-- PROBLEM REQUIREMENTS --
A bare number is the only acceptable answer: how many lines of these entries include "items"?

══════════════════════════════

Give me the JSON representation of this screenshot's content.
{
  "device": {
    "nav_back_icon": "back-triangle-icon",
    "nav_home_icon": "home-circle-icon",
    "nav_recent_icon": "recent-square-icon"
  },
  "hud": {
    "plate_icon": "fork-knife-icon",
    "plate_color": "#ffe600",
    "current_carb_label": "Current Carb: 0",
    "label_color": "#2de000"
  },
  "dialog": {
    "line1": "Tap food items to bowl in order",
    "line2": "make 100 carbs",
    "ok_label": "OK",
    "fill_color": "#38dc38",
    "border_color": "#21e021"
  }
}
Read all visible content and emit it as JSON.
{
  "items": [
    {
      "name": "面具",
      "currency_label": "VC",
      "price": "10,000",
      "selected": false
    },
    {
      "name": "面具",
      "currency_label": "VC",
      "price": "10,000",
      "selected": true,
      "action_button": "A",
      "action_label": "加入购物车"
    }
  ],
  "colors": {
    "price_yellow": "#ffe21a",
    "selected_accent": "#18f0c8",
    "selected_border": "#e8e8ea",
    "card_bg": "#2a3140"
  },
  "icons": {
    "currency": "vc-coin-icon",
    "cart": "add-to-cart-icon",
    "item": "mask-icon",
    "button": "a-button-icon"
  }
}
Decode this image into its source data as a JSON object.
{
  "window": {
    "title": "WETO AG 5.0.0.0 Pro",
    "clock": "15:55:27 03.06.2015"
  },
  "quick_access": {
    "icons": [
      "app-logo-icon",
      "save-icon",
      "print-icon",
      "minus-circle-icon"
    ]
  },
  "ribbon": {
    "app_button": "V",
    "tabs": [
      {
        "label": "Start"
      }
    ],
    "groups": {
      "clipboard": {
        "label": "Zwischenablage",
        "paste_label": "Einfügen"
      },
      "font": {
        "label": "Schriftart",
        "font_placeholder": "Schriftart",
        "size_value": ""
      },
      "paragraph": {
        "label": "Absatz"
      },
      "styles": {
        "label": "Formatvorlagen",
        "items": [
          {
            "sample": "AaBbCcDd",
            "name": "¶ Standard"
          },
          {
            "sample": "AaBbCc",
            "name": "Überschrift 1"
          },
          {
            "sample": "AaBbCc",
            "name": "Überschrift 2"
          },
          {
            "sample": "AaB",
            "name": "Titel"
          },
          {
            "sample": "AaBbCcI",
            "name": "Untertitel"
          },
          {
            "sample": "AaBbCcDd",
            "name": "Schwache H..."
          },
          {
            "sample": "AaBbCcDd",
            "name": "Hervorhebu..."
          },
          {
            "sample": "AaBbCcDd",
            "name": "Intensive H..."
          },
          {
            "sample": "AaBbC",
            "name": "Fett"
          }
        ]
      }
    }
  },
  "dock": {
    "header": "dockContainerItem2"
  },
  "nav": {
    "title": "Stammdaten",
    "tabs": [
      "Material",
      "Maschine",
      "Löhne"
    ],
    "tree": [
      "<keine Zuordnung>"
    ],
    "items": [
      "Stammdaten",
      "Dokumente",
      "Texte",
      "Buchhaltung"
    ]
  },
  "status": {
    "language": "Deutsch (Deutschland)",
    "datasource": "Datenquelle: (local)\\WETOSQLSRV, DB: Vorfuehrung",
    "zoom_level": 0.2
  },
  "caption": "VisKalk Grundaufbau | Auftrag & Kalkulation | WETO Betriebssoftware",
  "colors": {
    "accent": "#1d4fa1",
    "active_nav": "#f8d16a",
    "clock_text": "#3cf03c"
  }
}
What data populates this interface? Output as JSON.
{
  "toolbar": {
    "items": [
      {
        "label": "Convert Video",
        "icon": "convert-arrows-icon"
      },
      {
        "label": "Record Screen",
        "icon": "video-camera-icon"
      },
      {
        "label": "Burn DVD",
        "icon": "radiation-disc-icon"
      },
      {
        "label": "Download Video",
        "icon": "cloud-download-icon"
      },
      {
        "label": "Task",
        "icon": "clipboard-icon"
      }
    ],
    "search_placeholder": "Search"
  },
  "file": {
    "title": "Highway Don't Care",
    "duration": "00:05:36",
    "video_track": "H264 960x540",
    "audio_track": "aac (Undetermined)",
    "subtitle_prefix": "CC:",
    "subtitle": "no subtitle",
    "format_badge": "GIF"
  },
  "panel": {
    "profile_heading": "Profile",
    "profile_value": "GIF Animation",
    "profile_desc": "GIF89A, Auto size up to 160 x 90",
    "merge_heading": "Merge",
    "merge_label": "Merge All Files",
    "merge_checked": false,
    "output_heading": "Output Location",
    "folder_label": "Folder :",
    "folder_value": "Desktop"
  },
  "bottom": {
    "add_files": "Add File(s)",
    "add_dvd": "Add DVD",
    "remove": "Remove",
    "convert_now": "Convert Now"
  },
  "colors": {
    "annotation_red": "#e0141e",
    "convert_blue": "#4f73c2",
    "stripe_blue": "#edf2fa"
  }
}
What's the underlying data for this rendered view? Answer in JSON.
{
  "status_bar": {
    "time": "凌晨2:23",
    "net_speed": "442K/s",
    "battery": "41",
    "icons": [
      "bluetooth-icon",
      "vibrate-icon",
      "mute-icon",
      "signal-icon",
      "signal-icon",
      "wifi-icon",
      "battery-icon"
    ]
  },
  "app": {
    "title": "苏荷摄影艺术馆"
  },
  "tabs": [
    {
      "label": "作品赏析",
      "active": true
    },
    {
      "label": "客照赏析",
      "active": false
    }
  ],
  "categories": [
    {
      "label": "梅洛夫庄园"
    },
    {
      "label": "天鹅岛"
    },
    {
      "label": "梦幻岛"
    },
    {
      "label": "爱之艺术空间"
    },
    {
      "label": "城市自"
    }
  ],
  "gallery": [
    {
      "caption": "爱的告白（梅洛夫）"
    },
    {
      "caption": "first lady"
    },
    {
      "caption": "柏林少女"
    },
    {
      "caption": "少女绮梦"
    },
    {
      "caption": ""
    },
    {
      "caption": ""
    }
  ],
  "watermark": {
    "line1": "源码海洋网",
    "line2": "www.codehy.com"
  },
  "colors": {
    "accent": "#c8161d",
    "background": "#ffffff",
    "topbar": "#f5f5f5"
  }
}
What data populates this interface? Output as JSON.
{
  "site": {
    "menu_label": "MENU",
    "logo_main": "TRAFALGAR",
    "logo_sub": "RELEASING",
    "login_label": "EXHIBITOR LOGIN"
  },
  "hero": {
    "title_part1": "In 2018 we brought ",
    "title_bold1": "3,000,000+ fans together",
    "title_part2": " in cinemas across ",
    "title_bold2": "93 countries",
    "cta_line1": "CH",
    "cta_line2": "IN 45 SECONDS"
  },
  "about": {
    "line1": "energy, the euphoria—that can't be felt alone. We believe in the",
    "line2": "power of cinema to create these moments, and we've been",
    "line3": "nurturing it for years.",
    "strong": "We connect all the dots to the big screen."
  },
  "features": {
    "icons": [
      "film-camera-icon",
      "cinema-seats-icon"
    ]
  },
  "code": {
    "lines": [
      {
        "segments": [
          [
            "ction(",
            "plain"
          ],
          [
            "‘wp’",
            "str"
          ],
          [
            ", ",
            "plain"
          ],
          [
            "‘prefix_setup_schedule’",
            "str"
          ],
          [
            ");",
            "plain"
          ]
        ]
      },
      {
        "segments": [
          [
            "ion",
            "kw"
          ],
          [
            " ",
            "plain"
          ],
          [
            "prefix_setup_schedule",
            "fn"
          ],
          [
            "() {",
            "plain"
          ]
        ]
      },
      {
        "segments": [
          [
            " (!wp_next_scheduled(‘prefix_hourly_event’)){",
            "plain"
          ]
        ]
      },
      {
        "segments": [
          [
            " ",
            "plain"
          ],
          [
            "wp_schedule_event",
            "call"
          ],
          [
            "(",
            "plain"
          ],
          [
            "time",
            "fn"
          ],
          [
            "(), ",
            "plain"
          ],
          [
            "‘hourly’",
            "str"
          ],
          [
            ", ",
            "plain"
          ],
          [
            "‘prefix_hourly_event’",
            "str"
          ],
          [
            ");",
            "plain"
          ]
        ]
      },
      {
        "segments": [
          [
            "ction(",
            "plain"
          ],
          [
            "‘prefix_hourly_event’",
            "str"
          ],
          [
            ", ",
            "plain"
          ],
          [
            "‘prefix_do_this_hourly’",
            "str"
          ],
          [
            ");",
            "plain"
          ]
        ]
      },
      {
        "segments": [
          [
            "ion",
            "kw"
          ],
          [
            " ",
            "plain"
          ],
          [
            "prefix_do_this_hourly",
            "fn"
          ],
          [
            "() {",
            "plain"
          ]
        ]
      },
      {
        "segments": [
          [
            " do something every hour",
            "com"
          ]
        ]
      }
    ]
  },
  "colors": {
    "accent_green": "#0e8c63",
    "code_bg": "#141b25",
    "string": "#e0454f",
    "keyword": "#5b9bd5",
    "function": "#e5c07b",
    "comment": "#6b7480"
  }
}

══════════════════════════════

-- SOLUTION FOR THIS PROBLEM --
5